Marie is married and has two children – a daughter who is four years old, and a son who is eight months. Her day starts at 6 a.m. Food is very expensive in Rwanda, so her family only eats once a day, usually in the evening. She brings her children with her to Aspire. She knows that her daughter should go to nursery, but she can’t afford the fees. Her daughter plays with the other children at Aspire during the day, but there is nothing to keep her occupied – no toys, no activities. Both her children distract her from her studies and work. She worries that they don’t have enough to eat and are malnourished. She is also hungry most of the time, and worn down by the daily grind and hardship of her life, all of which make her very tired, and at times impatient with her children. She feels that she is not being a good mother and wants support with learning better parenting skills.
What the Aspire childcare centre offers
Through the generous donations of supporters, we have built a childcare centre in Aspire’s compound, with an outside play area with swings and a merry-go-round. The childcare centre space is divided into different activity areas. The children follow a curriculum that includes: language and literacy; social and emotional learning; numeracy and problem solving; creativity including music and art; nature and the environment, including growing a small kitchen garden; and sport and physical games.

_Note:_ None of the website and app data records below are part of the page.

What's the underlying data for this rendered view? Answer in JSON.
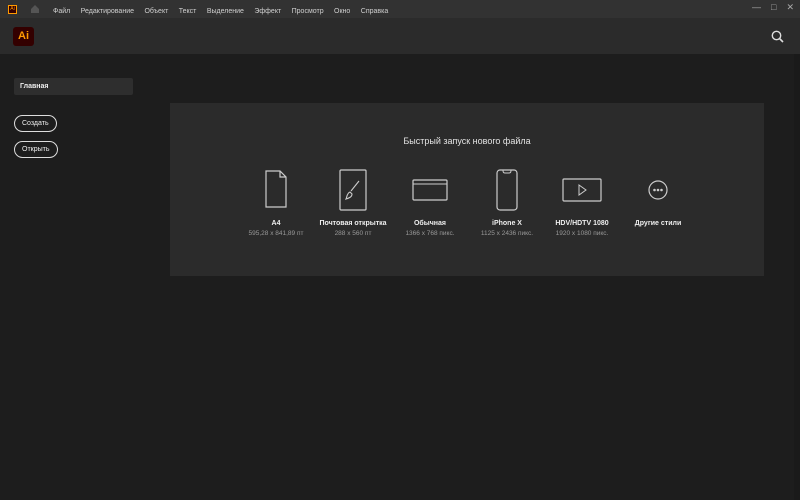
{
  "titlebar": {
    "app_icon": "Ai",
    "menu": [
      "Файл",
      "Редактирование",
      "Объект",
      "Текст",
      "Выделение",
      "Эффект",
      "Просмотр",
      "Окно",
      "Справка"
    ]
  },
  "header": {
    "logo": "Ai"
  },
  "sidebar": {
    "home": "Главная",
    "create": "Создать",
    "open": "Открыть"
  },
  "quickstart": {
    "title": "Быстрый запуск нового файла",
    "presets": [
      {
        "name": "A4",
        "size": "595,28 x 841,89 пт",
        "icon": "document-icon"
      },
      {
        "name": "Почтовая открытка",
        "size": "288 x 560 пт",
        "icon": "brush-icon"
      },
      {
        "name": "Обычная",
        "size": "1366 x 768 пикс.",
        "icon": "browser-window-icon"
      },
      {
        "name": "iPhone X",
        "size": "1125 x 2436 пикс.",
        "icon": "phone-icon"
      },
      {
        "name": "HDV/HDTV 1080",
        "size": "1920 x 1080 пикс.",
        "icon": "video-icon"
      },
      {
        "name": "Другие стили",
        "icon": "more-icon"
      }
    ]
  }
}
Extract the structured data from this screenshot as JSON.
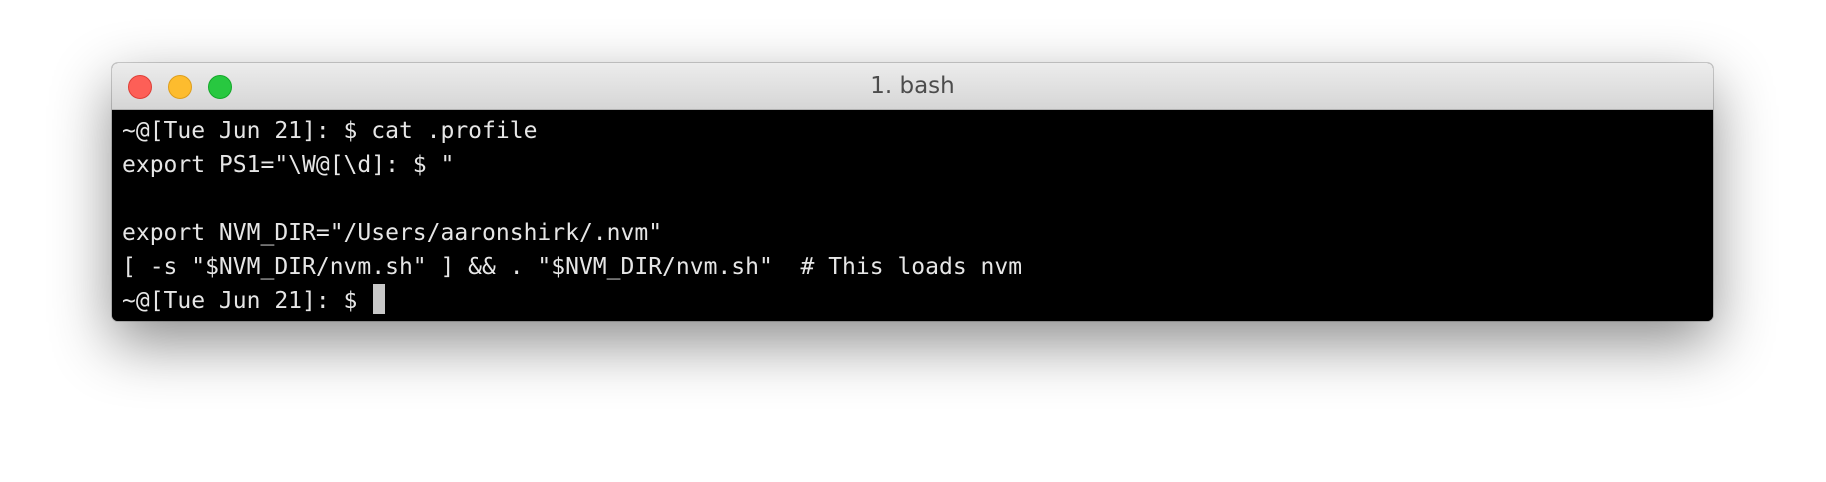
{
  "window": {
    "title": "1. bash"
  },
  "terminal": {
    "lines": [
      "~@[Tue Jun 21]: $ cat .profile",
      "export PS1=\"\\W@[\\d]: $ \"",
      "",
      "export NVM_DIR=\"/Users/aaronshirk/.nvm\"",
      "[ -s \"$NVM_DIR/nvm.sh\" ] && . \"$NVM_DIR/nvm.sh\"  # This loads nvm"
    ],
    "prompt": "~@[Tue Jun 21]: $ "
  },
  "colors": {
    "terminal_bg": "#000000",
    "terminal_fg": "#e6e6e6",
    "close": "#fd5f57",
    "minimize": "#fdbc2e",
    "maximize": "#28c840"
  }
}
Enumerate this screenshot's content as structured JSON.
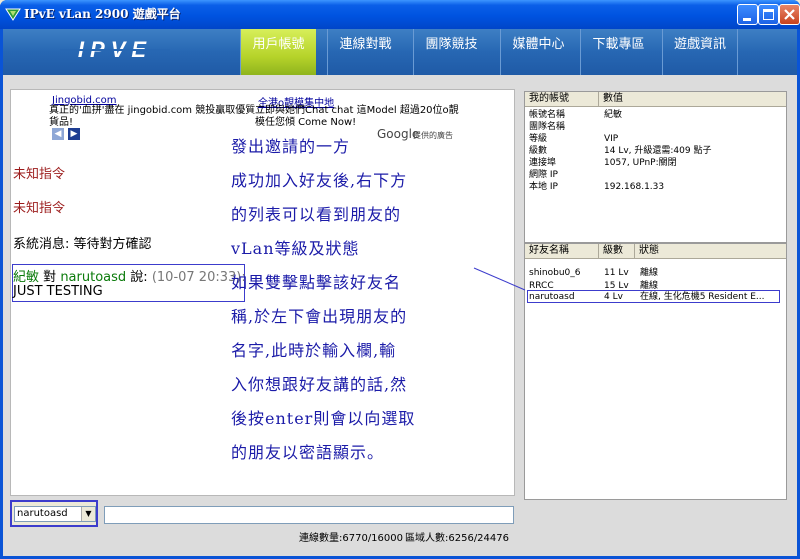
{
  "window": {
    "title": "IPvE vLan 2900 遊戲平台"
  },
  "nav": {
    "logo_text": "IPVE",
    "tabs": [
      {
        "label": "用戶帳號",
        "active": true
      },
      {
        "label": "連線對戰",
        "active": false
      },
      {
        "label": "團隊競技",
        "active": false
      },
      {
        "label": "媒體中心",
        "active": false
      },
      {
        "label": "下載專區",
        "active": false
      },
      {
        "label": "遊戲資訊",
        "active": false
      }
    ]
  },
  "ads": {
    "link1": "Jingobid.com",
    "text1": "真正的'血拼'盡在 jingobid.com 競投贏取優質貨品!",
    "link2": "全港o靚模集中地",
    "text2": "立即與她們Chat chat 這Model 超過20位o靚模任您傾 Come Now!",
    "google": "Google",
    "credit": "提供的廣告"
  },
  "chat": {
    "system1": "未知指令",
    "system2": "未知指令",
    "system3": "系統消息: 等待對方確認",
    "sender": "紀敏",
    "to_word": "對",
    "recipient": "narutoasd",
    "said": "說:",
    "time": "(10-07 20:33):",
    "body": "JUST TESTING"
  },
  "tutorial": {
    "lines": [
      "發出邀請的一方",
      "成功加入好友後,右下方",
      "的列表可以看到朋友的",
      "vLan等級及狀態",
      "如果雙擊點擊該好友名",
      "稱,於左下會出現朋友的",
      "名字,此時於輸入欄,輸",
      "入你想跟好友講的話,然",
      "後按enter則會以向選取",
      "的朋友以密語顯示。"
    ]
  },
  "account": {
    "headers": [
      "我的帳號",
      "數值"
    ],
    "rows": [
      [
        "帳號名稱",
        "紀敏"
      ],
      [
        "團隊名稱",
        ""
      ],
      [
        "等級",
        "VIP"
      ],
      [
        "級數",
        "14 Lv, 升級還需:409 點子"
      ],
      [
        "連接埠",
        "1057, UPnP:關閉"
      ],
      [
        "網際 IP",
        ""
      ],
      [
        "本地 IP",
        "192.168.1.33"
      ]
    ]
  },
  "friends": {
    "headers": [
      "好友名稱",
      "級數",
      "狀態"
    ],
    "rows": [
      [
        "shinobu0_6",
        "11 Lv",
        "離線"
      ],
      [
        "RRCC",
        "15 Lv",
        "離線"
      ],
      [
        "narutoasd",
        "4 Lv",
        "在線, 生化危機5 Resident E..."
      ]
    ]
  },
  "input": {
    "recipient": "narutoasd",
    "message": ""
  },
  "status": {
    "online": "連線數量:6770/16000",
    "region": "區域人數:6256/24476"
  },
  "colors": {
    "accent": "#0a54d6",
    "annotation": "#3c3ccc",
    "tutorial_text": "#1b1ba8"
  }
}
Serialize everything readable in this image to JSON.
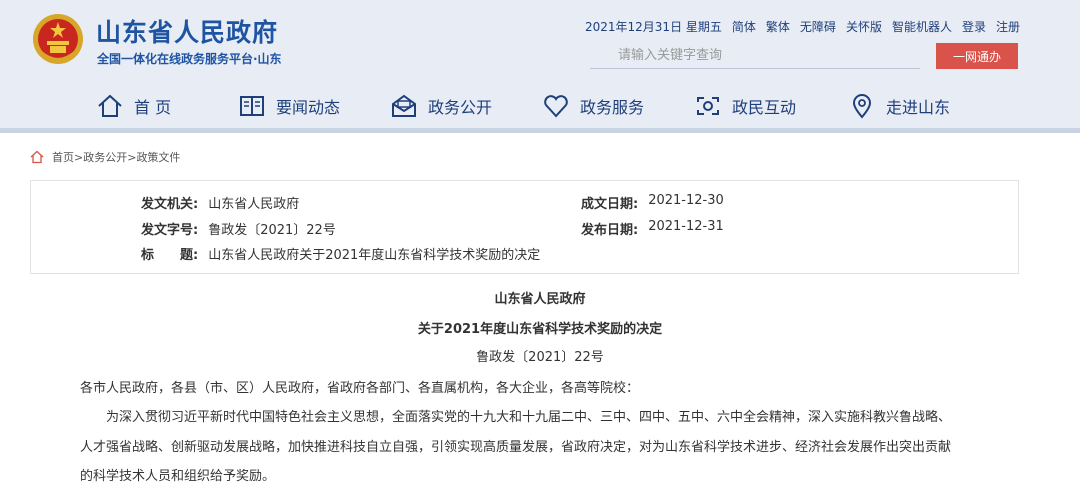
{
  "header": {
    "site_title": "山东省人民政府",
    "site_subtitle": "全国一体化在线政务服务平台·山东",
    "date": "2021年12月31日 星期五",
    "links": [
      "简体",
      "繁体",
      "无障碍",
      "关怀版",
      "智能机器人",
      "登录",
      "注册"
    ],
    "search_placeholder": "请输入关键字查询",
    "login_button": "一网通办",
    "nav": [
      {
        "label": "首 页",
        "icon": "home-icon"
      },
      {
        "label": "要闻动态",
        "icon": "news-book-icon"
      },
      {
        "label": "政务公开",
        "icon": "open-mail-icon"
      },
      {
        "label": "政务服务",
        "icon": "heart-icon"
      },
      {
        "label": "政民互动",
        "icon": "interaction-icon"
      },
      {
        "label": "走进山东",
        "icon": "location-person-icon"
      }
    ],
    "colors": {
      "brand": "#1f54a3",
      "header_bg": "#e8edf5",
      "button": "#d9534a"
    }
  },
  "breadcrumb": {
    "home": "首页",
    "sep": ">",
    "level1": "政务公开",
    "level2": "政策文件"
  },
  "meta": {
    "issuer_label": "发文机关:",
    "issuer_value": "山东省人民政府",
    "doc_no_label": "发文字号:",
    "doc_no_value": "鲁政发〔2021〕22号",
    "title_label": "标　　题:",
    "title_value": "山东省人民政府关于2021年度山东省科学技术奖励的决定",
    "created_label": "成文日期:",
    "created_value": "2021-12-30",
    "published_label": "发布日期:",
    "published_value": "2021-12-31"
  },
  "document": {
    "issuer": "山东省人民政府",
    "title": "关于2021年度山东省科学技术奖励的决定",
    "number": "鲁政发〔2021〕22号",
    "salutation": "各市人民政府，各县（市、区）人民政府，省政府各部门、各直属机构，各大企业，各高等院校：",
    "para_lines": [
      "　　为深入贯彻习近平新时代中国特色社会主义思想，全面落实党的十九大和十九届二中、三中、四中、五中、六中全会精神，深入实施科教兴鲁战略、",
      "人才强省战略、创新驱动发展战略，加快推进科技自立自强，引领实现高质量发展，省政府决定，对为山东省科学技术进步、经济社会发展作出突出贡献",
      "的科学技术人员和组织给予奖励。"
    ]
  }
}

The difference Aspire’s childcare centre makes
Aspire’s childcare centre costs £15/$25 a month for each child. The difference it makes is enormous. It means that:
-The young children are safe.
-They have two nutritious meals a day.
-They are given an early step up in life by being part of a pre-school educational programme.
-Their mothers are able to study and work uninterrupted, learning the skills and earning the funds to feed and educate their children, thus breaking the cycle of poverty.
-Older sisters are able to go to school, rather than looking after their younger siblings at home.
-Some mothers will be trained as support workers, learning valuable parenting skills that they can share with other women, in addition to ensuring continuity and sustainability for the nursery
Insights from the field
Caroline Henderson — known as Caz — is a head teacher at a London nursery and kindly volunteered to set up the Aspire workplace childcare centre. She spent February this year in Kigali preparing the childcare space and learning materials, as well as training the teachers. While there, Caz wrote about her experiences here.